I have been to Prague only once. While working in the office of the Trans-European Division of the Seventh-day Adventist Church, I regularly visited Budapest, Zagreb, Belgrade, Warsaw and several other capitals of Central and Eastern Europe. These were in the region of Europe for which our office was responsible, but Prague is in the Czech Republic, and the Adventist Church in that country is part of the region that is supervised from Berne (Switzerland). Too bad, because I would have liked to visit Prague from time to time. The only time I was in Prague was about fifty years ago. At that time I worked at Oud Zandbergen (near Utrecht), where a theological school of the Dutch Adventist Church was located. With a group of students I went to Berlin and Prague on an educational trip. It was quite an undertaking, because the iron curtain hung like a ruthless separation across Europe and it took the major preparations to get the stamps that Western citizens needed in their passport to travel to the East. I will not easily forget that one of the students lost his passport and had to stay behind in Prague and couldn’t get back by train to the Netherlands until more than a week later. But above all, I remember the baroque splendor of the city of Prague and the sites with memories of Johannes Hus, a forerunner of the Protestant Reformation.

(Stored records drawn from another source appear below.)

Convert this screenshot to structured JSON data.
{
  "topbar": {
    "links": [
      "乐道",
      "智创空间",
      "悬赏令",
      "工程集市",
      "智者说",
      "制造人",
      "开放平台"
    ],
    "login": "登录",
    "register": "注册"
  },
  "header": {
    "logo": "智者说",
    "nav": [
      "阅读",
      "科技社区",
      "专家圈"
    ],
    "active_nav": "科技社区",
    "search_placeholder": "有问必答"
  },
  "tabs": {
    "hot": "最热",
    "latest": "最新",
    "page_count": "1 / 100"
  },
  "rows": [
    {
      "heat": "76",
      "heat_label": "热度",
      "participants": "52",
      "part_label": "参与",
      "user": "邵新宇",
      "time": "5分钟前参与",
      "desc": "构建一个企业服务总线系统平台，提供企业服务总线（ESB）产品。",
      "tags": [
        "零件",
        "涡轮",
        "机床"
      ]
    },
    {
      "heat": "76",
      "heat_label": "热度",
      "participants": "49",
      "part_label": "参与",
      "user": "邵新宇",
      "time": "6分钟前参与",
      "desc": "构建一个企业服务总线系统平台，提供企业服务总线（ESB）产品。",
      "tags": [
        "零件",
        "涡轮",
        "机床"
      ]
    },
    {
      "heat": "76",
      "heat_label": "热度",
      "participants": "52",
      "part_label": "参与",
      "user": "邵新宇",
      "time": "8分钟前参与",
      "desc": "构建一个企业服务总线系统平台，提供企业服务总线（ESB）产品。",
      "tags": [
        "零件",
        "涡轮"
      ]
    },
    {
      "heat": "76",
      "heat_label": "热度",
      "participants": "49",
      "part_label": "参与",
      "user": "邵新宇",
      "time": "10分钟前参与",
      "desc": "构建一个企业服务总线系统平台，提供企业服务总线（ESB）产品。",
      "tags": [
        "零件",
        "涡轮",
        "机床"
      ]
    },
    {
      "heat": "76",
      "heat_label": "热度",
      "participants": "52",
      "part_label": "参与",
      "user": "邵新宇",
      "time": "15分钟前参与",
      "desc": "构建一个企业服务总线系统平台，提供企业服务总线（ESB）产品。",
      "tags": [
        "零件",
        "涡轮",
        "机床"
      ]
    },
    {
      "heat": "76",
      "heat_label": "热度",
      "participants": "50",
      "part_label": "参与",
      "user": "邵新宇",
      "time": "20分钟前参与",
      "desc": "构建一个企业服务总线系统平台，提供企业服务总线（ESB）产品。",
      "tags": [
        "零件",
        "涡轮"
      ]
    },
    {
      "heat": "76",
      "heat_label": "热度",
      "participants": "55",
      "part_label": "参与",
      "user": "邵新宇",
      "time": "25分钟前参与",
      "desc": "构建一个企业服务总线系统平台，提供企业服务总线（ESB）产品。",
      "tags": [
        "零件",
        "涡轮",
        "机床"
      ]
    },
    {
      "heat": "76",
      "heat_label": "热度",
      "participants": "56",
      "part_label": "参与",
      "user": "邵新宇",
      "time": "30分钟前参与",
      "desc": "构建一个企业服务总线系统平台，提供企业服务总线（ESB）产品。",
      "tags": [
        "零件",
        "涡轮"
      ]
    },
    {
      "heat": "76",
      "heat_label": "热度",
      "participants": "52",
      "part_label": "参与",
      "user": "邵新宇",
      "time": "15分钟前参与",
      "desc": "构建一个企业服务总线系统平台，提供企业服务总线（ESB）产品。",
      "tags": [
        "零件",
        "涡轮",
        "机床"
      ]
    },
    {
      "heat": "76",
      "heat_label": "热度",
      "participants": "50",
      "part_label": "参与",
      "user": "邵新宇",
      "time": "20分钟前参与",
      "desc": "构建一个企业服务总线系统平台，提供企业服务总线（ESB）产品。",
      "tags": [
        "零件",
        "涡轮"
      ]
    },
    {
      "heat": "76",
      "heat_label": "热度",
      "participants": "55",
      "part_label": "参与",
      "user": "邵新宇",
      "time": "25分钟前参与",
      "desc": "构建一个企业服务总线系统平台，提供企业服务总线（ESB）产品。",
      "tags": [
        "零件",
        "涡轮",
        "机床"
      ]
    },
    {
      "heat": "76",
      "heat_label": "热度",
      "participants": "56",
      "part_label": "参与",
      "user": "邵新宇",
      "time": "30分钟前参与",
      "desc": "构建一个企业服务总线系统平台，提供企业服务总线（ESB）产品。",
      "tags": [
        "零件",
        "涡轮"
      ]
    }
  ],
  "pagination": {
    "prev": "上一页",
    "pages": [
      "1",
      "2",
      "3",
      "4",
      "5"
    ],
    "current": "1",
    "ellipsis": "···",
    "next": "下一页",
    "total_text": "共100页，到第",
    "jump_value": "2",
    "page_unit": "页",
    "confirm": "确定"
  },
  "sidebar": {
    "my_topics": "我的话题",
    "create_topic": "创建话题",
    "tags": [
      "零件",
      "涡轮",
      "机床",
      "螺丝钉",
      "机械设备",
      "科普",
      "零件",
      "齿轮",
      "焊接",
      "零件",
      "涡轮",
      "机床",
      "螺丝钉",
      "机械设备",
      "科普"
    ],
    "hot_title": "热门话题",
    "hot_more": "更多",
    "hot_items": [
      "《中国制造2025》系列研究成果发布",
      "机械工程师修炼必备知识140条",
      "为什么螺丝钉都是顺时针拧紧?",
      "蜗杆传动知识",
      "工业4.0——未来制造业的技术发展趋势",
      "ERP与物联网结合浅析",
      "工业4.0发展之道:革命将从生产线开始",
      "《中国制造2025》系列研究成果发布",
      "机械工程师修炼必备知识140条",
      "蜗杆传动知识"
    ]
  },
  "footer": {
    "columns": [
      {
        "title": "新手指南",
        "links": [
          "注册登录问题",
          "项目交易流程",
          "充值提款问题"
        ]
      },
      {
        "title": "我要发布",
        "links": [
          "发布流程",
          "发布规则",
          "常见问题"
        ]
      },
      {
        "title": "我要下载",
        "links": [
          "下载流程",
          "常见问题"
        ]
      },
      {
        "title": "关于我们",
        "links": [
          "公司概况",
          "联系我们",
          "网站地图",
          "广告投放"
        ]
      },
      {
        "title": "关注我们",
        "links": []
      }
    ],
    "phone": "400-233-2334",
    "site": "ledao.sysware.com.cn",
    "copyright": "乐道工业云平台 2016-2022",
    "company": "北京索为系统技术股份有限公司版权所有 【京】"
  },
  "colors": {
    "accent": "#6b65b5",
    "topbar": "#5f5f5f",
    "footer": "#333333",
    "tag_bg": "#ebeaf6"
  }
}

There is a lot I would like to see in Prague, but I would make a speial effort to get an appointment with Tomás Halík, a Catholic priest and professor of theology and sociology. I already mentioned him in my blog of last week as an example of someone who brought great sacrifices for his faith in the days of communism. In the past week I finished reading the almost 400 pages of his autobiography.
I must say that the book touched me profoundly. Maybe one of the reasons is that much in my life shows a parallel with Halík’s life history. His life, just like mine, has always been a mix of many different activities, partly of an academic, but partly also of a pastoral and of an administrative nature. And we certainly also have our wanderlust in common. After the disappearance of communism, Halík took every opportunity to go to countries where he had never been before, and I always took every opportunity to travel. And both Halík and I love preaching, lecturing and writing books. But I realize only too well that I cannot stand in the shadow of this genial spirit and that his books have an unprecedented depth. Yes, should I in the future have the opportunity to visit Prague, I would try to meet this inspiring man in person and thank him for the way his life story and his other books have inspired me.
What particularly struck me in Halik’s autobiography was his honest description of the deep mental depression he experienced at one point in time, as a result of an episode in which a number of friends and colleagues turned against him. It then took him some time to get back on his feet and to climb out of his crisis of faith. Looking back, he saw the crisis as a positive experience, as a period in which he went through a maturation that enriched his life. Many will recognize that (as I do myself). We can emerge stronger from difficult phases in our personal and/or professional lives.
Tomás Halík has written a number of books that have also been translated into other languages. A few years ago I read his book entitled Patience with God. I highly recommend it. Every year Halík withdraws for a whole month into a monastery in Rhineland, where for a few weeks he leads the life of a hermit and writes all day long. This autobiography was also created in such a “hermit month”. Maybe I should try that too!
A question we should ask ourselves is: where are our roots, are we European, or are we Christian, or is it that the same thing being European and Christian?
Probably Thomas Halik would answer yes to all three parts of the question, but i would answer yes to only one, and place my roots in Romans 11:17